"The question we’re essentially asking is, ‘What does the shape of the landscape tell us about the processes at work in the evolution of the landscape?’" said Duncan. He offers this example: U-shaped valleys were generally created by glaciers, whereas V-shaped valleys have usually been cut by rivers, so identifying U-shaped valleys helps to estimate the glacial and climate conditions of the ice ages. Using high-tech tools, including satellite imagery and remote sensing, "allows us to study many areas that are inaccessible, or where field work would be prohibitively expensive," said Duncan, who teaches introductory and advanced courses in GIS and remote-sensing images analysis.

Jin Feng, assistant professor of mathematics and statistics, earned his bachelor’s degree at Nanjing University in China. He received his Ph.D. at the University of Wisconsin at Madison, where he specialized in the field of probability. He then worked in the pharmaceutical industry for two years before joining the UMass faculty.

While working in industry, Feng created and used powerful mathematical tools in clinical research, employing sophisticated statistical methods to determine the effectiveness of certain drugs. "The field of mathematical statistics is going in the direction of solving concrete problems," said Feng, who teaches statistics.

Feng’s current major research interest is in an area of probability called "large deviations." This field focuses on pinpointing very small probabilities."For instance," offered Feng, "a phone company might want to know what the chances are that a certain part of the communications system would have to handle 10,000 calls in one second.
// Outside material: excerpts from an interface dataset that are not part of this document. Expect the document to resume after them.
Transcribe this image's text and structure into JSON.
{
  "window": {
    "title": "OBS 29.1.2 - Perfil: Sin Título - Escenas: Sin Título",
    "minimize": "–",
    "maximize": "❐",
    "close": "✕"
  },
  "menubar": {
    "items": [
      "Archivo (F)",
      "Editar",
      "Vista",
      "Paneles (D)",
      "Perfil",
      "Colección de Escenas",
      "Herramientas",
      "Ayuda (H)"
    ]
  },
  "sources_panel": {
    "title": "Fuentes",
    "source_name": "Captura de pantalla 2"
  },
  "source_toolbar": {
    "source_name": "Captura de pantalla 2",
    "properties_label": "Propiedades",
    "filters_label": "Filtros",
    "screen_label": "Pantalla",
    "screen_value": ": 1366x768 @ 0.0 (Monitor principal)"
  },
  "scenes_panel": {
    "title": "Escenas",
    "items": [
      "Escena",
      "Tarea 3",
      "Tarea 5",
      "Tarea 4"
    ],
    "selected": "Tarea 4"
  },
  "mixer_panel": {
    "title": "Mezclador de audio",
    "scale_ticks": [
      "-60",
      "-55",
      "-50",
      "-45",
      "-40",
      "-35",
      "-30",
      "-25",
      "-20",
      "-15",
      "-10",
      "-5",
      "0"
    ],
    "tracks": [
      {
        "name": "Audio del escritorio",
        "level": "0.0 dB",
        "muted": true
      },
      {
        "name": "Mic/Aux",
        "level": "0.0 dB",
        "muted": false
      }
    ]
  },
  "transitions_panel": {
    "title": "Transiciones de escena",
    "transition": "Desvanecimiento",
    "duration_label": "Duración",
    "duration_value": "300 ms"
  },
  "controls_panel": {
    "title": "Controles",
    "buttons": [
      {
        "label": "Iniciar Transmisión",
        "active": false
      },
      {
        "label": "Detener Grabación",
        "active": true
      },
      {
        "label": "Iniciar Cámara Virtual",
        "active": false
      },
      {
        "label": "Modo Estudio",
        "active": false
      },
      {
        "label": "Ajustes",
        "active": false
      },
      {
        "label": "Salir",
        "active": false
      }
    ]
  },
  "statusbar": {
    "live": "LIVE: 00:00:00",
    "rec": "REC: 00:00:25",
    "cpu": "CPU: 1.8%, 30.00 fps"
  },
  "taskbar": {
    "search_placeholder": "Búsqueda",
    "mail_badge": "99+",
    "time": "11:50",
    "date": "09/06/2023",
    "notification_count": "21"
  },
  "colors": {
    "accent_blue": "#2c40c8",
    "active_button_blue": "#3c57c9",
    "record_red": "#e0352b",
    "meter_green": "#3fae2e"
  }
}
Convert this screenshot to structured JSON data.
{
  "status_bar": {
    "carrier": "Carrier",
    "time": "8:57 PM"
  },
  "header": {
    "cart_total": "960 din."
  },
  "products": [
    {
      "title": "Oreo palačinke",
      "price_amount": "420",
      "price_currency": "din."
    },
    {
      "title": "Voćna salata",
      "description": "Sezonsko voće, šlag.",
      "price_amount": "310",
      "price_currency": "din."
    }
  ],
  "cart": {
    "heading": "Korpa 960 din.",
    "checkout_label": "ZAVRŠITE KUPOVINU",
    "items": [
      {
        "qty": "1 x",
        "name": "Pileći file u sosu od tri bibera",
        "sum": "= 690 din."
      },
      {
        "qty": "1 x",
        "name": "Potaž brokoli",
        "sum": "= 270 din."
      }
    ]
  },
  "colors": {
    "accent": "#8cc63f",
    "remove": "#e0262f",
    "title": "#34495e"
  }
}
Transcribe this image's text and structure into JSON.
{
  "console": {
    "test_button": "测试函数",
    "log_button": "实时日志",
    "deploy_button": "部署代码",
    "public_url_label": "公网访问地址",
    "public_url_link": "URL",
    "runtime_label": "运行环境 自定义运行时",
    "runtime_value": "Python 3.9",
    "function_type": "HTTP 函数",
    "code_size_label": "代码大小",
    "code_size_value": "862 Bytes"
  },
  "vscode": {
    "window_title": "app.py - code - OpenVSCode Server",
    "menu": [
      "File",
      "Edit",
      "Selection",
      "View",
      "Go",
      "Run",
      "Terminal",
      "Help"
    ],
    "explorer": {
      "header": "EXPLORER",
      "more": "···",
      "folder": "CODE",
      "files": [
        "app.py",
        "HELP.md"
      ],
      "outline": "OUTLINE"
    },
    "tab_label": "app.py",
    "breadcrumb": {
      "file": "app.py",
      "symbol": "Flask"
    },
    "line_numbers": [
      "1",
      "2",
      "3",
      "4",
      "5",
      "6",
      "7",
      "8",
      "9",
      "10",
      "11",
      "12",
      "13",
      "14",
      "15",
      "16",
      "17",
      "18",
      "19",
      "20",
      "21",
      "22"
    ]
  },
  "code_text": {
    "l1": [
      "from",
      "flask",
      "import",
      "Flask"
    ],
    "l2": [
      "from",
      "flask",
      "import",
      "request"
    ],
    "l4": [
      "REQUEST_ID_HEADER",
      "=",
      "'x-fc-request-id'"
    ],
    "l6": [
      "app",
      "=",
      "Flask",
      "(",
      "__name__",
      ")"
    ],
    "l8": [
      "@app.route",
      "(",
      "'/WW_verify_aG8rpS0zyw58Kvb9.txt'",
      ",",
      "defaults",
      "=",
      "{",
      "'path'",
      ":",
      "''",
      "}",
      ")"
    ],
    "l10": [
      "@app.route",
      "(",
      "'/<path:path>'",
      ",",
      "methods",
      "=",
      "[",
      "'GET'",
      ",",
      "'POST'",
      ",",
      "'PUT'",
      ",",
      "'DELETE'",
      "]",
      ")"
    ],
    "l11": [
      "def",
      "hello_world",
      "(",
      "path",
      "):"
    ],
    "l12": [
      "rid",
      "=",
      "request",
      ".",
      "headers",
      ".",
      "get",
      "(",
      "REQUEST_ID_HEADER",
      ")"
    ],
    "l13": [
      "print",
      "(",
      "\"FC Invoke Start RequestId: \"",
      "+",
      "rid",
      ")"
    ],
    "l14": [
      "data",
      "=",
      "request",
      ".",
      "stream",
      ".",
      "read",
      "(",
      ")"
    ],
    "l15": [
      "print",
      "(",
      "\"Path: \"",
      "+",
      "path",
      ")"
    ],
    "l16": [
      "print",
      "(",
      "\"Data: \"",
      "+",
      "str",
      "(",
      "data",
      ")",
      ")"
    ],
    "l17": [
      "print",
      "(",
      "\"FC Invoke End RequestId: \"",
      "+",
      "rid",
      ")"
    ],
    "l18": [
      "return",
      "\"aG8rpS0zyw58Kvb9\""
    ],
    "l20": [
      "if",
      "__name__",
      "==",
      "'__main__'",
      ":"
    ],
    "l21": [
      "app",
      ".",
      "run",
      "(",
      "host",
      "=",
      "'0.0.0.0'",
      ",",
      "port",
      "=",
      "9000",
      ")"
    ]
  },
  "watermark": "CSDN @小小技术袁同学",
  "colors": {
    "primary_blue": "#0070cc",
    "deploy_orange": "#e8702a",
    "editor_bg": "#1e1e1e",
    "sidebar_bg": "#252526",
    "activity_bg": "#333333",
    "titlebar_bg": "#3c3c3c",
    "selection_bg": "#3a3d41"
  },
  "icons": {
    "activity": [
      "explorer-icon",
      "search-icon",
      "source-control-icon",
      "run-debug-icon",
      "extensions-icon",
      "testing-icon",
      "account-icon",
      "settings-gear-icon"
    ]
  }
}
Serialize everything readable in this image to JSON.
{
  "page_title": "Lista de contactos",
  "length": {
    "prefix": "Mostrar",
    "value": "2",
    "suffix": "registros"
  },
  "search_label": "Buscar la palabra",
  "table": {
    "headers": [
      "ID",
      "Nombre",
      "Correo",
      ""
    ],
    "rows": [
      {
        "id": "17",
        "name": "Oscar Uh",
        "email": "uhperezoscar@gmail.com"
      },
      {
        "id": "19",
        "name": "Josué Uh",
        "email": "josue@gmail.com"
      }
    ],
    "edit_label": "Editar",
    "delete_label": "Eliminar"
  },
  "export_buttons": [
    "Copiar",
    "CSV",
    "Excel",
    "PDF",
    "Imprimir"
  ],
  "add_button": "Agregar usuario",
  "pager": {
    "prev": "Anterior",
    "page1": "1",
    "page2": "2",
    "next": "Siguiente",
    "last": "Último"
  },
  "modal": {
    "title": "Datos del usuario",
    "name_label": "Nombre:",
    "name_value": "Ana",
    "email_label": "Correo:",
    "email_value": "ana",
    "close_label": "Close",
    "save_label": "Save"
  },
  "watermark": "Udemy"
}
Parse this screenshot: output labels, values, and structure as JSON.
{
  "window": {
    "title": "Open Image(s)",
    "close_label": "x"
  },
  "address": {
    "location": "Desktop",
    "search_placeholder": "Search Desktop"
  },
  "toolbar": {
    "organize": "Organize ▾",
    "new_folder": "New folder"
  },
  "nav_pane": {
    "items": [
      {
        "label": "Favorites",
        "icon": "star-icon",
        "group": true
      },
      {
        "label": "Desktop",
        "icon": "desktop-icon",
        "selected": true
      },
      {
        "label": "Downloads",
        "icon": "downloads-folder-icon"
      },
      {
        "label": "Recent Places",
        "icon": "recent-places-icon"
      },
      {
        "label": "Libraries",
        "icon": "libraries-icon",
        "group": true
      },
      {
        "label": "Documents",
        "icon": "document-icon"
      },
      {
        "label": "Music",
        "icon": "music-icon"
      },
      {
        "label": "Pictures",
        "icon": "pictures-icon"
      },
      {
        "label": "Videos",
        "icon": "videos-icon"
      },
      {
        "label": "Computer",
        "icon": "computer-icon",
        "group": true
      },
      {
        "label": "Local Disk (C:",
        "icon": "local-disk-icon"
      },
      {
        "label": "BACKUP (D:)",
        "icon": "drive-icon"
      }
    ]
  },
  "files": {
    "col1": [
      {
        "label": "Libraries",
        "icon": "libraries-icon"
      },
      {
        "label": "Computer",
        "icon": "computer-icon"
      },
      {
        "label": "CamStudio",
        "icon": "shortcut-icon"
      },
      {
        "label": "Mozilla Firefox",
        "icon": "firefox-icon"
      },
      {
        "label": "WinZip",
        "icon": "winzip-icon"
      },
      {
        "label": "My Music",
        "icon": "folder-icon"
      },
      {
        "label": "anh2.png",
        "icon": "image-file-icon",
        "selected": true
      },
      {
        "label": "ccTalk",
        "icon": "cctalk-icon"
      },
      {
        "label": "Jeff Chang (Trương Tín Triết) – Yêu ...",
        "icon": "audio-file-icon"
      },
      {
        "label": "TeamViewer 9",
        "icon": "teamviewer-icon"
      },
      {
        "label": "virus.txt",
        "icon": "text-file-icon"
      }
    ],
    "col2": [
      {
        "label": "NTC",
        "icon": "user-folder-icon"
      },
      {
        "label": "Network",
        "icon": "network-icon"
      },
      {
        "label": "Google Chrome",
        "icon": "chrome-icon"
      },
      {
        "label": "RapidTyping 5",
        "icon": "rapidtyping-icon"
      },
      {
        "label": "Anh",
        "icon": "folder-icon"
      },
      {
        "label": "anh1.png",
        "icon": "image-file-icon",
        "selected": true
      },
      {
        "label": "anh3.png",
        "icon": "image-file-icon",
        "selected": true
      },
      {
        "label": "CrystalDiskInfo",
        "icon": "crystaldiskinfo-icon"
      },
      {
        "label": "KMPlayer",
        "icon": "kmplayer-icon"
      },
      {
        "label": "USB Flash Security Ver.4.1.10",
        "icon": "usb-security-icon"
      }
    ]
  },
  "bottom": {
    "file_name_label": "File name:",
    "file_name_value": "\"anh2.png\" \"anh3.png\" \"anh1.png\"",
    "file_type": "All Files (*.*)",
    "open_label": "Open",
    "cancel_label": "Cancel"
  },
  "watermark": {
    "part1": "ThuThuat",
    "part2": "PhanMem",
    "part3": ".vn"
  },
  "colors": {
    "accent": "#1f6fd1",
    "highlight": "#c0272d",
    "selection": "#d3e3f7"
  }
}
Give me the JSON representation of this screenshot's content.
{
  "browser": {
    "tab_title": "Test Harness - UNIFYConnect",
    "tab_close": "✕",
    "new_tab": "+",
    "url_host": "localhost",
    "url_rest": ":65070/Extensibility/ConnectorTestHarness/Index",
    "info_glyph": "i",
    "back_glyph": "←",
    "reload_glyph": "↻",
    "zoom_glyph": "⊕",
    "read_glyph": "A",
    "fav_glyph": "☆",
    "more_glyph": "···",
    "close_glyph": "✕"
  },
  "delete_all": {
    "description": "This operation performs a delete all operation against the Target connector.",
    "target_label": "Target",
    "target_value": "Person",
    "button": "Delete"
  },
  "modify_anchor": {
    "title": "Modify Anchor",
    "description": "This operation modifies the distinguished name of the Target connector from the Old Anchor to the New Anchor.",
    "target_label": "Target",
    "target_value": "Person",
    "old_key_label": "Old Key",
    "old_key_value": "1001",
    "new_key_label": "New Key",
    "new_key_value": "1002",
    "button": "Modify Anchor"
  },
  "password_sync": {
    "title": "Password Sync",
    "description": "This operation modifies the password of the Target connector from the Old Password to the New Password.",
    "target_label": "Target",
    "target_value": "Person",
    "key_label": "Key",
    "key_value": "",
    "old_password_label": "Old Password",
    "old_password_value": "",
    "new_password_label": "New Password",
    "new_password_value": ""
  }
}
We can model what the chances are, and then the company can make an intelligent, educated decision about whether to plan for the chance and accommodate it, or whether to take the risk that the situation will never occur."